International Forensic Science Managers Symposium
Held every three years, this important forum brings together laboratory managers from INTERPOL countries across the world.
It presents advances in scientific methods and suggests ways to apply them in criminal investigations.
- Date: 11 - 13 October 2016
- Location: INTERPOL General Secretariat, Lyon, France
The symposium lasts three days and includes different types of sessions, for example:
- The review of scientific papers;
- Poster presentations;
- Thematic workshops;
- Panel discussions and question and answer sessions.
Bringing together specialists from INTERPOL member countries across the world, the symposium facilitates the following activities:
- Exchanging information to enhance scientific contributions in criminal investigation and the administration of justice;
- Presenting updates made in forensic evidence types over the previous three years;
- Discussing current problems and proposing possible solutions;
- Identifying trends and their potential impact on forensic science.
Selected laboratories coordinate the symposium, overseen by an Organizing Committee. The laboratories have internationally recognized competence and carry out the following functions:
- Reviewing progress and trends of evidence types;
- Preparing overview documents;
- Presenting the key issues for review.
If you would like to find out more about the next symposium please contact your INTERPOL National Central Bureau (NCB).
Fingerprint evidence plays a crucial role in criminal investigations. Since a person’s fingerprints are unique and do not change during the course of their life, they can be used to quickly and efficiently confirm or disprove a person’s identity, for example, in checking a suspect at a border crossing.
In addition, finger marks can be collected at a crime scene and have the potential to link a series of crimes together, or to place a suspect at the scene. Fingerprints play an equally important role in identifying victims following a disaster such as a cyclone, earthquake, bombing or other attack.
INTERPOL's fingerprints database
At INTERPOL, we manage a database of fingerprints, containing more than 162,000 fingerprint records (as of August 2016).
Authorized users in member countries can view, submit and cross-check fingerprint records using I-24/7, INTERPOL’s secure global police communications network, via a user-friendly automatic fingerprint identification system (AFIS).
Law enforcement officers can either take fingerprints using an electronic device or can take them manually using ink and paper then use a special scanner to save the data electronically in the appropriate format. They then submit the data to the INTERPOL General Secretariat to be uploaded to the database.

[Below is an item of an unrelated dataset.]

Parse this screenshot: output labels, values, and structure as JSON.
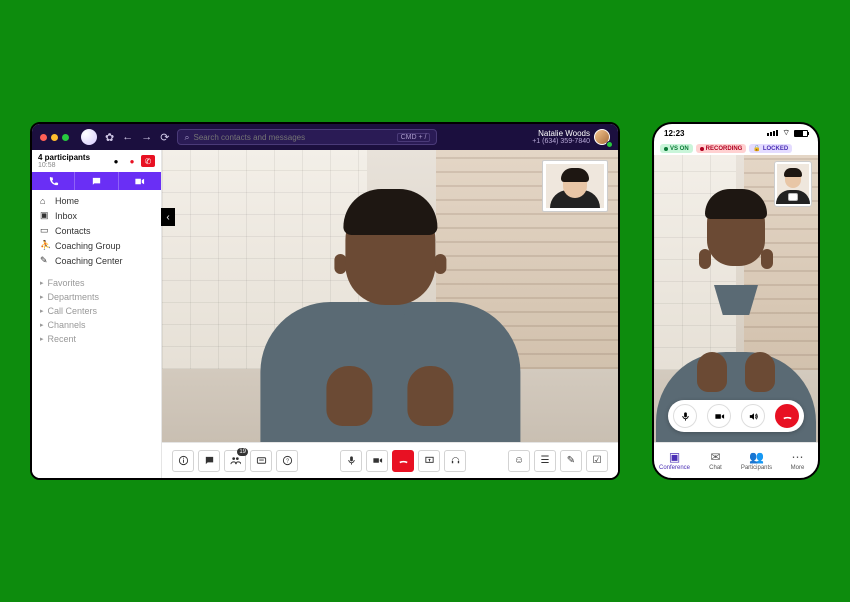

Records are saved and exchanged in the format set by the National Institute of Standards and Technology (NIST).
We actively encourage member countries to use the database as extensively as possible, in accordance with INTERPOL's Rules on the Processing of Data, and increase the number of relevant fingerprints in the system.
In order to assist member countries improve the quality and quantity of fingerprint records submitted to INTERPOL AFIS, we have prepared two documents: Guidelines concerning Fingerprints Transmission and Guidelines concerning transmission of Fingerprint Crime Scene Marks.
During the period from January to August 2016, we made more than 800 identifications as a result of increased data sharing and comparison by member countries.
The INTERPOL Fingerprint Unit provides a service called AFIS gateway, which allows member countries to submit remotely a fingerprint search (INT-I compliant file) against the INTERPOL AFIS database and receive an automated response. We implemented in 2010 a new AFIS which is capable of searching and filing palm prints and latent palm marks.
Automated ten-print verification has been introduced, along with a high-volume search facility that allows more than 1,000 comparisons per day against the INTERPOL fingerprint database which runs 24 hours a day, seven days a week.
Sharing best practice
An International Fingerprint Symposium takes place every two years. Attended by the Heads of National Fingerprint Bureaus, INTERPOL representatives and private companies, it provides an opportunity for experts from around the world to share best practice and latest developments.
In addition to the Symposium, INTERPOL organizes an AFIS experts’ working group. This takes place twice a year and is a forum for discussing new technology, identification procedures and training needs, and for ensuring that INTERPOL’s systems comply with the necessary standards.
The group has agreed the INTERPOL Implementation of ANSI/NIST-ITL 1-2007: access version 5.03 here (dated 7 April 2011).